previous next

And did not Themistocles, as Idomeneus relates, harness a chariot full of courtesans and drive with them into the city when the market was full? And the courtesans were Lamia and Scione and Satyra and Nannium. And was not Themistocles himself the son of a courtesan, whose name was Abrotonum? as Amphicrates relates in his treatise on Illustrious Men—
Abrotonum was but a Thracian woman,
But for the weal of Greece
She was the mother of the great Themistocles.
But Neanthes of Cyzicus, in his third and fourth books of his History of Grecian Affairs, says that he was the son of Euterpe.

And when Cyrus the younger was making his expedition against his brother, did he not carry with him a courtesan of Phocæa, who was a very clever and very beautiful woman? and Zenophanes says that her name was originally Milto, but that it was afterwards changed to Aspasia. And a Milesian concubine also accompanied him. And did not the great Alexander keep Thais about him, who was an Athenian courtesan? And Clitarchus speaks of her as having been the [p. 922] cause that the palace of Persepolis was burnt down. And this Thais, after the death of Alexander, married Ptolemy, who became the first king of Egypt, and she bore him sons, Leontiscus and Lagos, and a daughter named Irene, who was married to Eunostus, the king of Soli, a town of Cyprus. And the second king of Egypt, Ptolemy Philadelphus by name, as Ptolemy Euergetes relates in the third book of his Commentaries, had a great many mistresses,—namely, Didyma, who was a native of the country, and very beautiful; and Bilisticha; and, besides them, Agathoclea, and Stratonice, who had a great monument on the sea-shore, near Eleusis; and Myrtium, and a great many more; as he was a man excessively addicted to amatory pleasures. And Polybius, in the fourteenth book of his History, says that there are a great many statues of a woman named Clino, who was his cupbearer, in Alexandria, clothed in a tunic only, and holding a cornucopia in her hand. “And are not,” says he, “the finest houses called by the names of Myrtium, and Mnesis, and Pothina? and yet Mnesis was only a female flute-player, and so was Pothine, and Myrtium was one of the most notorious and common prostitutes in the city.”

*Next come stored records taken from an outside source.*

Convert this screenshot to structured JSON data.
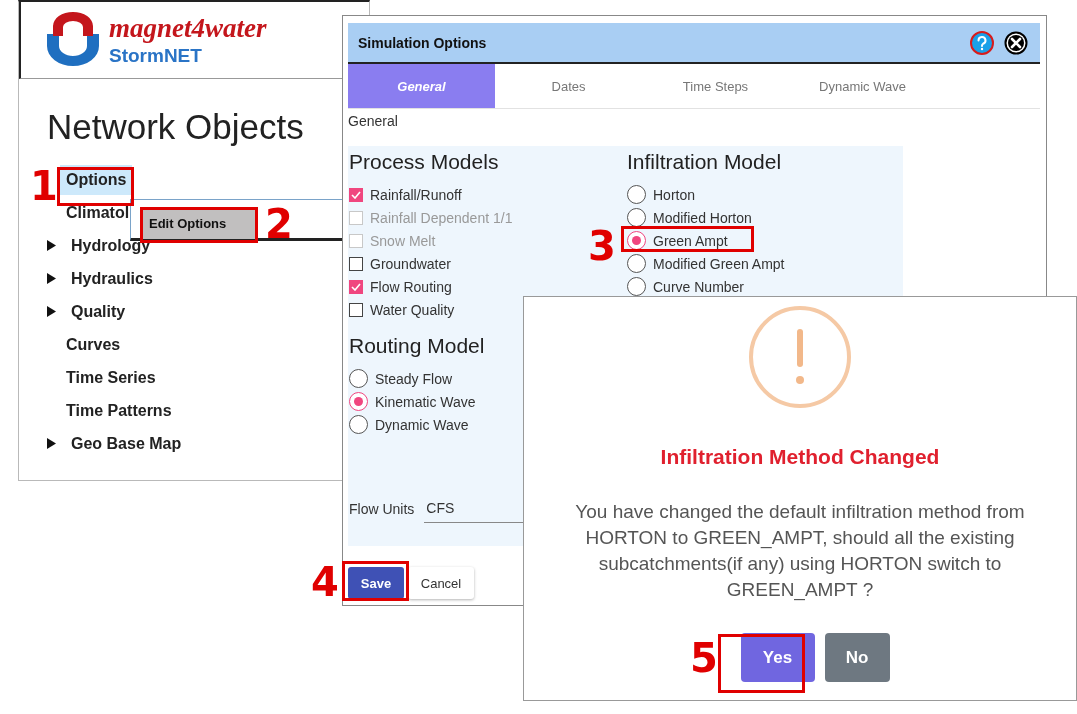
{
  "sidebar": {
    "logo": {
      "brand": "magnet4water",
      "product": "StormNET"
    },
    "title": "Network Objects",
    "items": [
      {
        "label": "Options",
        "expandable": false,
        "selected": true
      },
      {
        "label": "Climatol",
        "expandable": false,
        "selected": false
      },
      {
        "label": "Hydrology",
        "expandable": true,
        "selected": false
      },
      {
        "label": "Hydraulics",
        "expandable": true,
        "selected": false
      },
      {
        "label": "Quality",
        "expandable": true,
        "selected": false
      },
      {
        "label": "Curves",
        "expandable": false,
        "selected": false
      },
      {
        "label": "Time Series",
        "expandable": false,
        "selected": false
      },
      {
        "label": "Time Patterns",
        "expandable": false,
        "selected": false
      },
      {
        "label": "Geo Base Map",
        "expandable": true,
        "selected": false
      }
    ]
  },
  "context_menu": {
    "items": [
      {
        "label": "Edit Options",
        "selected": true
      }
    ]
  },
  "simulation_options": {
    "title": "Simulation Options",
    "tabs": [
      {
        "label": "General",
        "selected": true
      },
      {
        "label": "Dates",
        "selected": false
      },
      {
        "label": "Time Steps",
        "selected": false
      },
      {
        "label": "Dynamic Wave",
        "selected": false
      }
    ],
    "section_label": "General",
    "process_models": {
      "heading": "Process Models",
      "items": [
        {
          "label": "Rainfall/Runoff",
          "checked": true,
          "disabled": false
        },
        {
          "label": "Rainfall Dependent 1/1",
          "checked": false,
          "disabled": true
        },
        {
          "label": "Snow Melt",
          "checked": false,
          "disabled": true
        },
        {
          "label": "Groundwater",
          "checked": false,
          "disabled": false
        },
        {
          "label": "Flow Routing",
          "checked": true,
          "disabled": false
        },
        {
          "label": "Water Quality",
          "checked": false,
          "disabled": false
        }
      ]
    },
    "infiltration_model": {
      "heading": "Infiltration Model",
      "options": [
        {
          "label": "Horton",
          "selected": false
        },
        {
          "label": "Modified Horton",
          "selected": false
        },
        {
          "label": "Green Ampt",
          "selected": true
        },
        {
          "label": "Modified Green Ampt",
          "selected": false
        },
        {
          "label": "Curve Number",
          "selected": false
        }
      ]
    },
    "routing_model": {
      "heading": "Routing Model",
      "options": [
        {
          "label": "Steady Flow",
          "selected": false
        },
        {
          "label": "Kinematic Wave",
          "selected": true
        },
        {
          "label": "Dynamic Wave",
          "selected": false
        }
      ]
    },
    "flow_units": {
      "label": "Flow Units",
      "value": "CFS"
    },
    "buttons": [
      {
        "label": "Save",
        "kind": "primary"
      },
      {
        "label": "Cancel",
        "kind": "secondary"
      }
    ]
  },
  "alert": {
    "title": "Infiltration Method Changed",
    "message": "You have changed the default infiltration method from HORTON to GREEN_AMPT, should all the existing subcatchments(if any) using HORTON switch to GREEN_AMPT ?",
    "buttons": [
      {
        "label": "Yes",
        "kind": "confirm"
      },
      {
        "label": "No",
        "kind": "cancel"
      }
    ]
  },
  "annotations": [
    {
      "label": "1"
    },
    {
      "label": "2"
    },
    {
      "label": "3"
    },
    {
      "label": "4"
    },
    {
      "label": "5"
    }
  ]
}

Was there not also Agathoclea the courtesan, who had great power over king Ptolemy Philopator? in fact, was it not she who was the ruin of his whole kingdom? And Eumachus the Neapolitan, in the second book of his History of Hannibal, says that Hieronymus, the tyrant of Syracuse, fell in love with one of the common prostitutes who followed her trade in a brothel, whose name was Pitho, and married her, and made her queen of Syracuse.

Creative Commons License
This work is licensed under a Creative Commons Attribution-ShareAlike 3.0 United States License.

An XML version of this text is available for download, with the additional restriction that you offer Perseus any modifications you make. Perseus provides credit for all accepted changes, storing new additions in a versioning system.

load focus Greek (Kaibel)
load focus Greek (Charles Burton Gulick, 1927)
hide Display Preferences
Greek Display:
Arabic Display:
View by Default:
Browse Bar: